**Task prompt**
I need the entries printed again word for word, without the images.

(Material for this task Opens)

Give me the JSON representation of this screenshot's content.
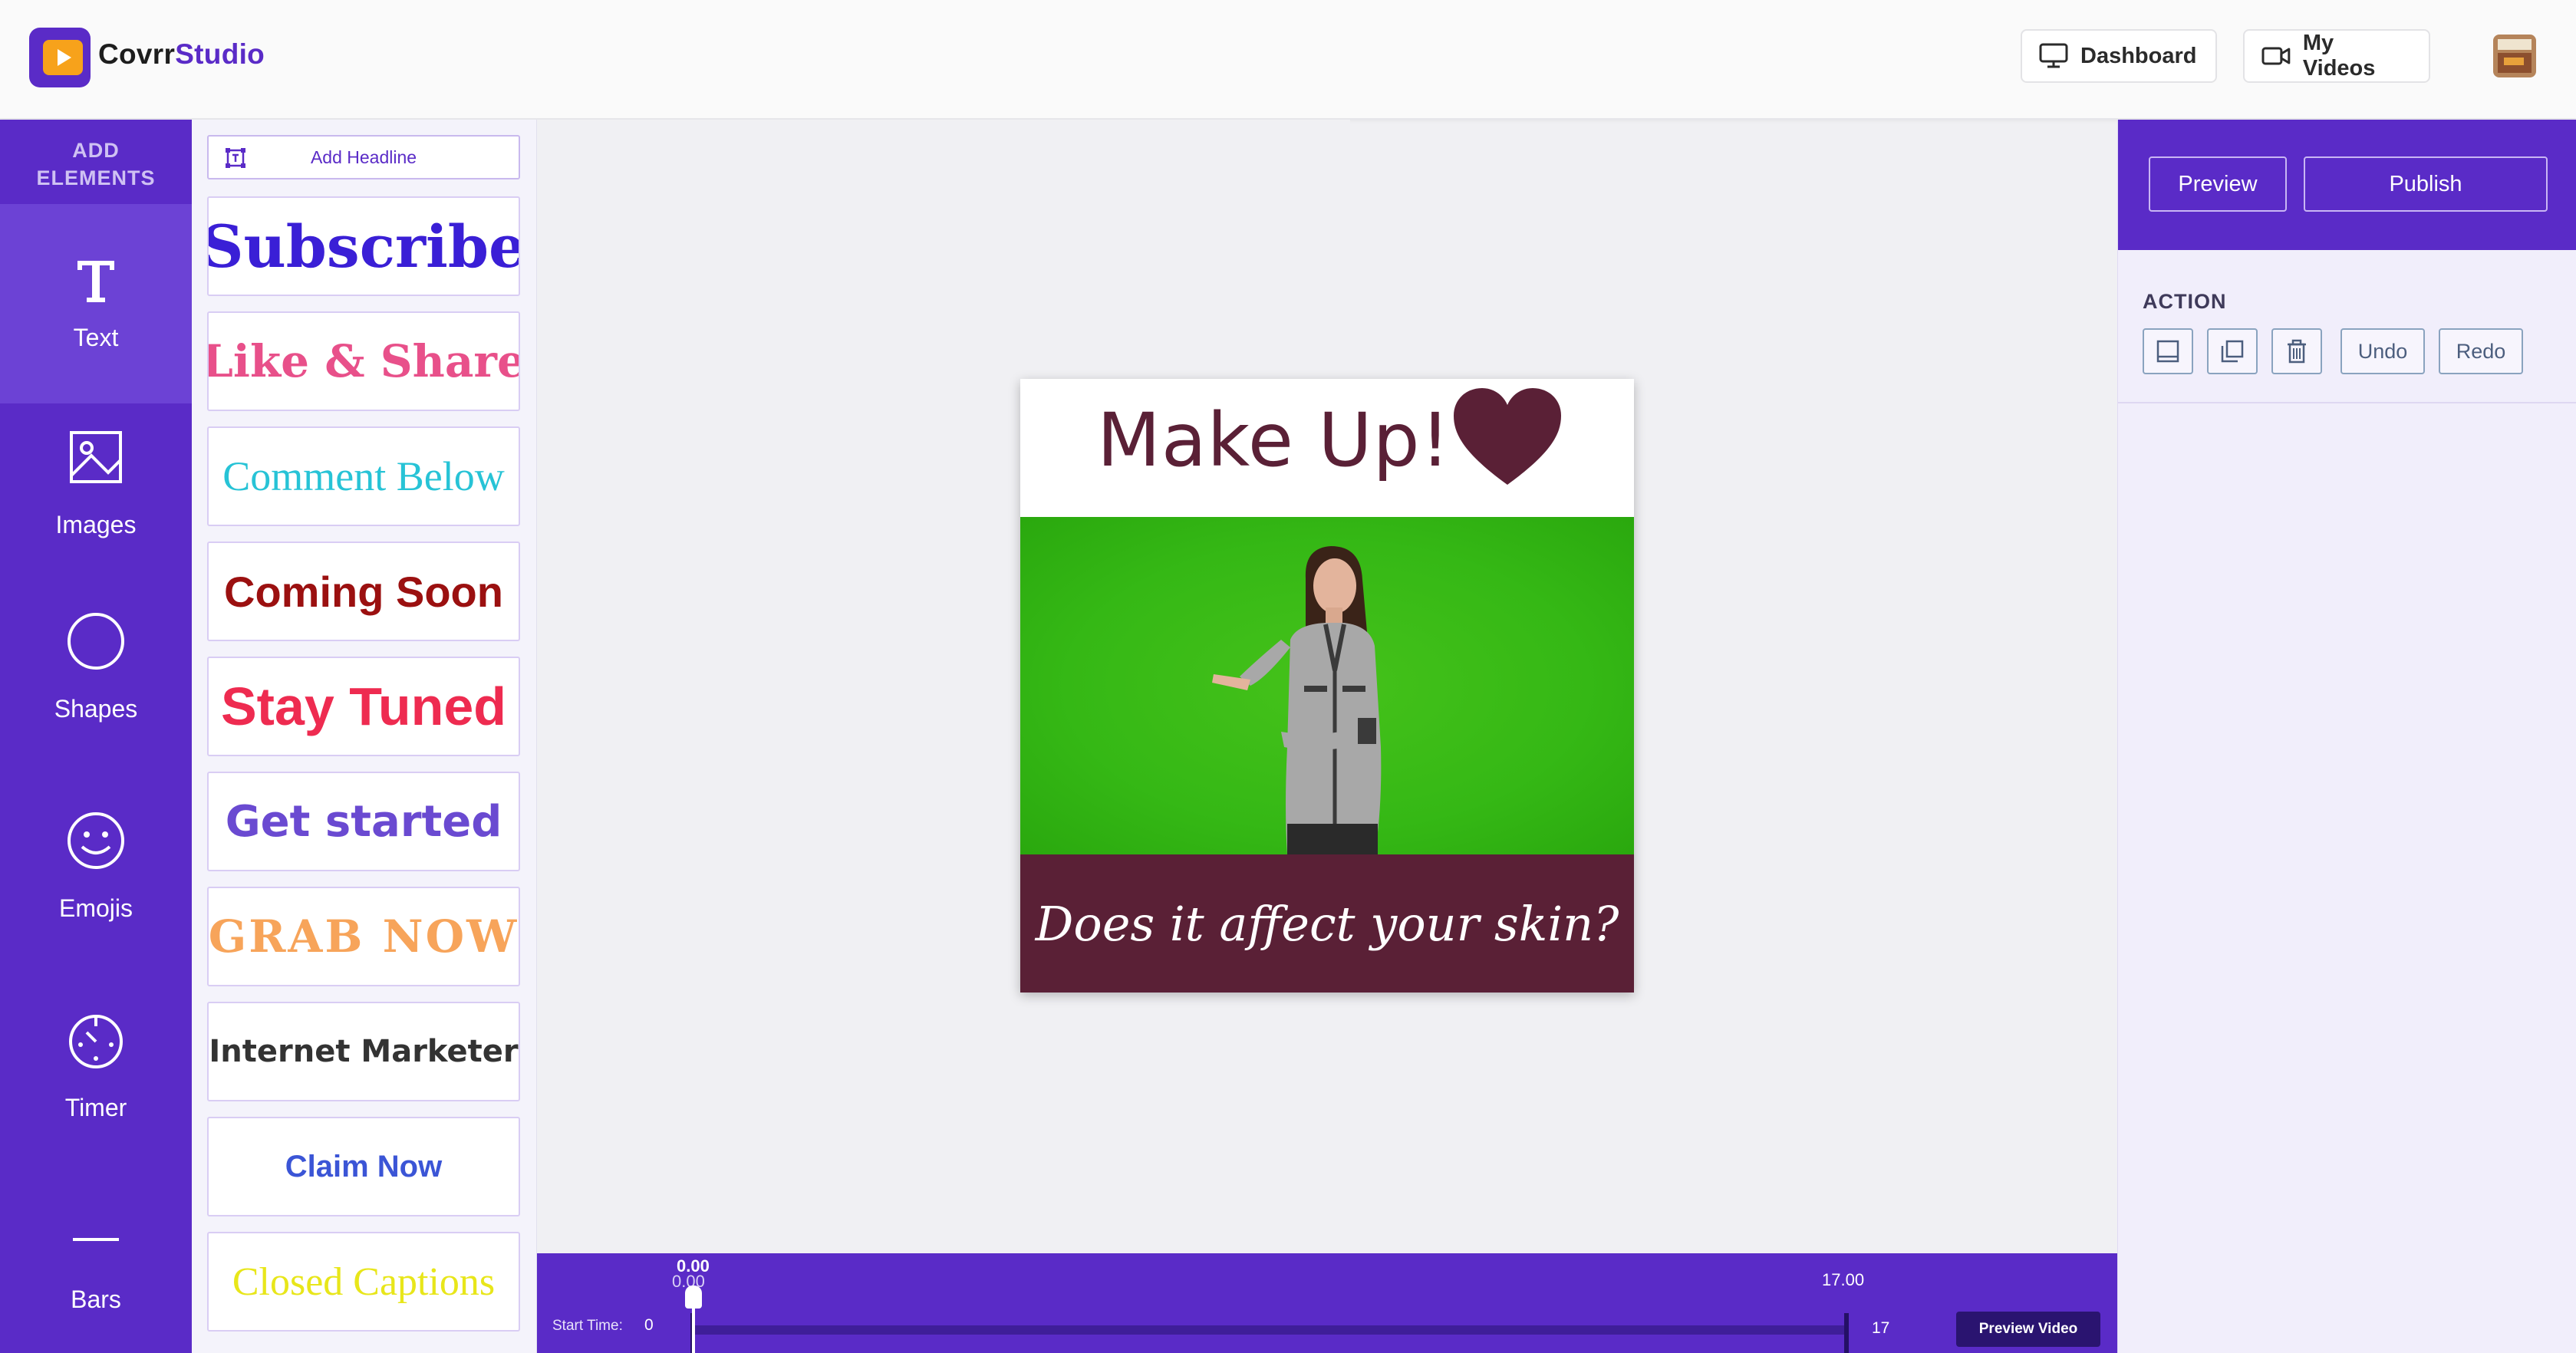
{
  "app": {
    "brand_left": "Covrr",
    "brand_right": "Studio"
  },
  "header": {
    "dashboard_label": "Dashboard",
    "my_videos_label": "My Videos"
  },
  "sidebar": {
    "heading_line1": "ADD",
    "heading_line2": "ELEMENTS",
    "items": [
      {
        "label": "Text",
        "icon": "text-icon"
      },
      {
        "label": "Images",
        "icon": "image-icon"
      },
      {
        "label": "Shapes",
        "icon": "circle-icon"
      },
      {
        "label": "Emojis",
        "icon": "smiley-icon"
      },
      {
        "label": "Timer",
        "icon": "timer-icon"
      },
      {
        "label": "Bars",
        "icon": "bar-icon"
      }
    ]
  },
  "panel": {
    "add_headline_label": "Add Headline",
    "templates": [
      {
        "text": "Subscribe",
        "color": "#3a1fd6"
      },
      {
        "text": "Like & Share",
        "color": "#e8508a"
      },
      {
        "text": "Comment Below",
        "color": "#27c3d6"
      },
      {
        "text": "Coming Soon",
        "color": "#9b1010"
      },
      {
        "text": "Stay Tuned",
        "color": "#ee2b50"
      },
      {
        "text": "Get started",
        "color": "#6a4ad1"
      },
      {
        "text": "GRAB NOW",
        "color": "#f7a45a"
      },
      {
        "text": "Internet Marketer",
        "color": "#333333"
      },
      {
        "text": "Claim Now",
        "color": "#3b55d6"
      },
      {
        "text": "Closed Captions",
        "color": "#e8e61a"
      }
    ]
  },
  "canvas": {
    "title": "Make Up!",
    "caption": "Does it affect your skin?",
    "accent_color": "#5a2036",
    "background_color": "#3cbf18"
  },
  "timeline": {
    "current_time": "0.00",
    "current_time_sub": "0.00",
    "end_time": "17.00",
    "start_time_label": "Start Time:",
    "start_time_value": "0",
    "end_value": "17",
    "preview_video_label": "Preview Video"
  },
  "right_panel": {
    "preview_label": "Preview",
    "publish_label": "Publish",
    "action_heading": "ACTION",
    "undo_label": "Undo",
    "redo_label": "Redo"
  },
  "colors": {
    "brand_purple": "#5a2bc7",
    "logo_orange": "#f7a21b"
  }
}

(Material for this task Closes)

**Solution to the exercise**
Give me the JSON representation of this screenshot's content.
{
  "app": {
    "brand_left": "Covrr",
    "brand_right": "Studio"
  },
  "header": {
    "dashboard_label": "Dashboard",
    "my_videos_label": "My Videos"
  },
  "sidebar": {
    "heading_line1": "ADD",
    "heading_line2": "ELEMENTS",
    "items": [
      {
        "label": "Text",
        "icon": "text-icon"
      },
      {
        "label": "Images",
        "icon": "image-icon"
      },
      {
        "label": "Shapes",
        "icon": "circle-icon"
      },
      {
        "label": "Emojis",
        "icon": "smiley-icon"
      },
      {
        "label": "Timer",
        "icon": "timer-icon"
      },
      {
        "label": "Bars",
        "icon": "bar-icon"
      }
    ]
  },
  "panel": {
    "add_headline_label": "Add Headline",
    "templates": [
      {
        "text": "Subscribe",
        "color": "#3a1fd6"
      },
      {
        "text": "Like & Share",
        "color": "#e8508a"
      },
      {
        "text": "Comment Below",
        "color": "#27c3d6"
      },
      {
        "text": "Coming Soon",
        "color": "#9b1010"
      },
      {
        "text": "Stay Tuned",
        "color": "#ee2b50"
      },
      {
        "text": "Get started",
        "color": "#6a4ad1"
      },
      {
        "text": "GRAB NOW",
        "color": "#f7a45a"
      },
      {
        "text": "Internet Marketer",
        "color": "#333333"
      },
      {
        "text": "Claim Now",
        "color": "#3b55d6"
      },
      {
        "text": "Closed Captions",
        "color": "#e8e61a"
      }
    ]
  },
  "canvas": {
    "title": "Make Up!",
    "caption": "Does it affect your skin?",
    "accent_color": "#5a2036",
    "background_color": "#3cbf18"
  },
  "timeline": {
    "current_time": "0.00",
    "current_time_sub": "0.00",
    "end_time": "17.00",
    "start_time_label": "Start Time:",
    "start_time_value": "0",
    "end_value": "17",
    "preview_video_label": "Preview Video"
  },
  "right_panel": {
    "preview_label": "Preview",
    "publish_label": "Publish",
    "action_heading": "ACTION",
    "undo_label": "Undo",
    "redo_label": "Redo"
  },
  "colors": {
    "brand_purple": "#5a2bc7",
    "logo_orange": "#f7a21b"
  }
}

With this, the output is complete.